◆ **Records from a collection**:
════════════════════

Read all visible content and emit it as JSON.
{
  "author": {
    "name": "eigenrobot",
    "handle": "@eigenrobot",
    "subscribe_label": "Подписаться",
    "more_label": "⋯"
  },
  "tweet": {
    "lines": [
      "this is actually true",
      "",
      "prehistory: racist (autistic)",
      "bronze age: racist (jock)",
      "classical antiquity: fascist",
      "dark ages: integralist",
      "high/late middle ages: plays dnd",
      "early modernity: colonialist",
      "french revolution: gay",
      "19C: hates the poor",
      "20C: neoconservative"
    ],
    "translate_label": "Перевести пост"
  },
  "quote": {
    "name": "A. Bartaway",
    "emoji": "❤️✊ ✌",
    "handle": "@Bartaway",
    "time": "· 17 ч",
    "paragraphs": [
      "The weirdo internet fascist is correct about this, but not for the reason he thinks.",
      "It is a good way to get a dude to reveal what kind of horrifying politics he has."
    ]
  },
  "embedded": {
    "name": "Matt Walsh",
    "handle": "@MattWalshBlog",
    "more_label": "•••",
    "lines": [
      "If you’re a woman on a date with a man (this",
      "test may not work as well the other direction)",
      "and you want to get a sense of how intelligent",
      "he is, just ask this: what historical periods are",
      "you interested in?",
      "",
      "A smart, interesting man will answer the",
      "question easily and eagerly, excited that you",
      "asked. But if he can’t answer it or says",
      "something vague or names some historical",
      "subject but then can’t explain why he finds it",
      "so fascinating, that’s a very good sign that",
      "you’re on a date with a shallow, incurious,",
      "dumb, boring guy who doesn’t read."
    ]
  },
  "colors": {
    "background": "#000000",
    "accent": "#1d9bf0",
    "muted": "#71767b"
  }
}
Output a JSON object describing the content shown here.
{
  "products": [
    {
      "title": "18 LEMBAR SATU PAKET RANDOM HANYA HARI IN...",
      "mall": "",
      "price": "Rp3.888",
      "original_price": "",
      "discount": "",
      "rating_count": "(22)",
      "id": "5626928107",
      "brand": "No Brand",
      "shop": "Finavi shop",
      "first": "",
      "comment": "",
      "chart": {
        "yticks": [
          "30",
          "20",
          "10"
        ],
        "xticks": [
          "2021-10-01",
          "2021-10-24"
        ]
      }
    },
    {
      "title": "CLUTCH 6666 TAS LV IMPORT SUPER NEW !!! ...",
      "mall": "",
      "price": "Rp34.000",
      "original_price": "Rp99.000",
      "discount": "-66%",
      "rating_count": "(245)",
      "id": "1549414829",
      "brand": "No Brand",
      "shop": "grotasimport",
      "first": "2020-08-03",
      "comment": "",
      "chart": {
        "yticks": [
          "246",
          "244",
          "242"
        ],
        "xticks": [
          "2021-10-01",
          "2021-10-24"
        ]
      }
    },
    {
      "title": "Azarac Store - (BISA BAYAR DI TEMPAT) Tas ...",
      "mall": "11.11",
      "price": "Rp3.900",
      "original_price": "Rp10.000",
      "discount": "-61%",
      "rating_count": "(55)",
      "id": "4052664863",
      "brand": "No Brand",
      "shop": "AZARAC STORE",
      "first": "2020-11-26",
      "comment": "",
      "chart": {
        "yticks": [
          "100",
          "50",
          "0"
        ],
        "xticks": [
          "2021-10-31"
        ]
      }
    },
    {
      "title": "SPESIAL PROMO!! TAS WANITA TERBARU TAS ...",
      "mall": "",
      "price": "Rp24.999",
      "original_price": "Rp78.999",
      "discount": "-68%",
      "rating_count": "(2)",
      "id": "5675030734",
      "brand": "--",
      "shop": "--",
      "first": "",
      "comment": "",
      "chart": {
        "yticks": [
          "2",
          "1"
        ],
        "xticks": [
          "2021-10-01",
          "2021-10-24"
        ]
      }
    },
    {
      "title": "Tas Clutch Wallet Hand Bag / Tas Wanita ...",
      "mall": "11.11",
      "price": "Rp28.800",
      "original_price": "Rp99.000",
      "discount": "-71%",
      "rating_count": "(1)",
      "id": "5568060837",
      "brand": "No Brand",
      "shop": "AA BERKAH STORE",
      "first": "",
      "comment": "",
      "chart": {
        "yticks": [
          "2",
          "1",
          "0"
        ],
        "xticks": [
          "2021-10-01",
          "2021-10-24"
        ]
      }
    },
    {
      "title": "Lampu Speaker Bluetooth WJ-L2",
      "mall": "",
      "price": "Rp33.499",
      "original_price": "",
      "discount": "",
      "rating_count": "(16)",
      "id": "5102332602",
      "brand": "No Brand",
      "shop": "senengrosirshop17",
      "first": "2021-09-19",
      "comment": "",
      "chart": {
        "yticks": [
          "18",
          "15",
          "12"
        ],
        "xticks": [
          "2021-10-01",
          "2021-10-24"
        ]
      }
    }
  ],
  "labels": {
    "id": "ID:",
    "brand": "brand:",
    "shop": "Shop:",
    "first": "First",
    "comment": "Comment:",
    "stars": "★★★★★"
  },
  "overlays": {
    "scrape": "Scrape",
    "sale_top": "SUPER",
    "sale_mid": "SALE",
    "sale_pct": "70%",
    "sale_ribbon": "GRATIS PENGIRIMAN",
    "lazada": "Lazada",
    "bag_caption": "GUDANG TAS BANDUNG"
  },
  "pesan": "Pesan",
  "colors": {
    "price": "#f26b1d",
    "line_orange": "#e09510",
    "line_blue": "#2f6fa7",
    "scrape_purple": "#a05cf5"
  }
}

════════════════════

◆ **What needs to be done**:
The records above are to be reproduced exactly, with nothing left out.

◆ **Exercise output**:
Read all visible content and emit it as JSON.
{
  "author": {
    "name": "eigenrobot",
    "handle": "@eigenrobot",
    "subscribe_label": "Подписаться",
    "more_label": "⋯"
  },
  "tweet": {
    "lines": [
      "this is actually true",
      "",
      "prehistory: racist (autistic)",
      "bronze age: racist (jock)",
      "classical antiquity: fascist",
      "dark ages: integralist",
      "high/late middle ages: plays dnd",
      "early modernity: colonialist",
      "french revolution: gay",
      "19C: hates the poor",
      "20C: neoconservative"
    ],
    "translate_label": "Перевести пост"
  },
  "quote": {
    "name": "A. Bartaway",
    "emoji": "❤️✊ ✌",
    "handle": "@Bartaway",
    "time": "· 17 ч",
    "paragraphs": [
      "The weirdo internet fascist is correct about this, but not for the reason he thinks.",
      "It is a good way to get a dude to reveal what kind of horrifying politics he has."
    ]
  },
  "embedded": {
    "name": "Matt Walsh",
    "handle": "@MattWalshBlog",
    "more_label": "•••",
    "lines": [
      "If you’re a woman on a date with a man (this",
      "test may not work as well the other direction)",
      "and you want to get a sense of how intelligent",
      "he is, just ask this: what historical periods are",
      "you interested in?",
      "",
      "A smart, interesting man will answer the",
      "question easily and eagerly, excited that you",
      "asked. But if he can’t answer it or says",
      "something vague or names some historical",
      "subject but then can’t explain why he finds it",
      "so fascinating, that’s a very good sign that",
      "you’re on a date with a shallow, incurious,",
      "dumb, boring guy who doesn’t read."
    ]
  },
  "colors": {
    "background": "#000000",
    "accent": "#1d9bf0",
    "muted": "#71767b"
  }
}
Output a JSON object describing the content shown here.
{
  "products": [
    {
      "title": "18 LEMBAR SATU PAKET RANDOM HANYA HARI IN...",
      "mall": "",
      "price": "Rp3.888",
      "original_price": "",
      "discount": "",
      "rating_count": "(22)",
      "id": "5626928107",
      "brand": "No Brand",
      "shop": "Finavi shop",
      "first": "",
      "comment": "",
      "chart": {
        "yticks": [
          "30",
          "20",
          "10"
        ],
        "xticks": [
          "2021-10-01",
          "2021-10-24"
        ]
      }
    },
    {
      "title": "CLUTCH 6666 TAS LV IMPORT SUPER NEW !!! ...",
      "mall": "",
      "price": "Rp34.000",
      "original_price": "Rp99.000",
      "discount": "-66%",
      "rating_count": "(245)",
      "id": "1549414829",
      "brand": "No Brand",
      "shop": "grotasimport",
      "first": "2020-08-03",
      "comment": "",
      "chart": {
        "yticks": [
          "246",
          "244",
          "242"
        ],
        "xticks": [
          "2021-10-01",
          "2021-10-24"
        ]
      }
    },
    {
      "title": "Azarac Store - (BISA BAYAR DI TEMPAT) Tas ...",
      "mall": "11.11",
      "price": "Rp3.900",
      "original_price": "Rp10.000",
      "discount": "-61%",
      "rating_count": "(55)",
      "id": "4052664863",
      "brand": "No Brand",
      "shop": "AZARAC STORE",
      "first": "2020-11-26",
      "comment": "",
      "chart": {
        "yticks": [
          "100",
          "50",
          "0"
        ],
        "xticks": [
          "2021-10-31"
        ]
      }
    },
    {
      "title": "SPESIAL PROMO!! TAS WANITA TERBARU TAS ...",
      "mall": "",
      "price": "Rp24.999",
      "original_price": "Rp78.999",
      "discount": "-68%",
      "rating_count": "(2)",
      "id": "5675030734",
      "brand": "--",
      "shop": "--",
      "first": "",
      "comment": "",
      "chart": {
        "yticks": [
          "2",
          "1"
        ],
        "xticks": [
          "2021-10-01",
          "2021-10-24"
        ]
      }
    },
    {
      "title": "Tas Clutch Wallet Hand Bag / Tas Wanita ...",
      "mall": "11.11",
      "price": "Rp28.800",
      "original_price": "Rp99.000",
      "discount": "-71%",
      "rating_count": "(1)",
      "id": "5568060837",
      "brand": "No Brand",
      "shop": "AA BERKAH STORE",
      "first": "",
      "comment": "",
      "chart": {
        "yticks": [
          "2",
          "1",
          "0"
        ],
        "xticks": [
          "2021-10-01",
          "2021-10-24"
        ]
      }
    },
    {
      "title": "Lampu Speaker Bluetooth WJ-L2",
      "mall": "",
      "price": "Rp33.499",
      "original_price": "",
      "discount": "",
      "rating_count": "(16)",
      "id": "5102332602",
      "brand": "No Brand",
      "shop": "senengrosirshop17",
      "first": "2021-09-19",
      "comment": "",
      "chart": {
        "yticks": [
          "18",
          "15",
          "12"
        ],
        "xticks": [
          "2021-10-01",
          "2021-10-24"
        ]
      }
    }
  ],
  "labels": {
    "id": "ID:",
    "brand": "brand:",
    "shop": "Shop:",
    "first": "First",
    "comment": "Comment:",
    "stars": "★★★★★"
  },
  "overlays": {
    "scrape": "Scrape",
    "sale_top": "SUPER",
    "sale_mid": "SALE",
    "sale_pct": "70%",
    "sale_ribbon": "GRATIS PENGIRIMAN",
    "lazada": "Lazada",
    "bag_caption": "GUDANG TAS BANDUNG"
  },
  "pesan": "Pesan",
  "colors": {
    "price": "#f26b1d",
    "line_orange": "#e09510",
    "line_blue": "#2f6fa7",
    "scrape_purple": "#a05cf5"
  }
}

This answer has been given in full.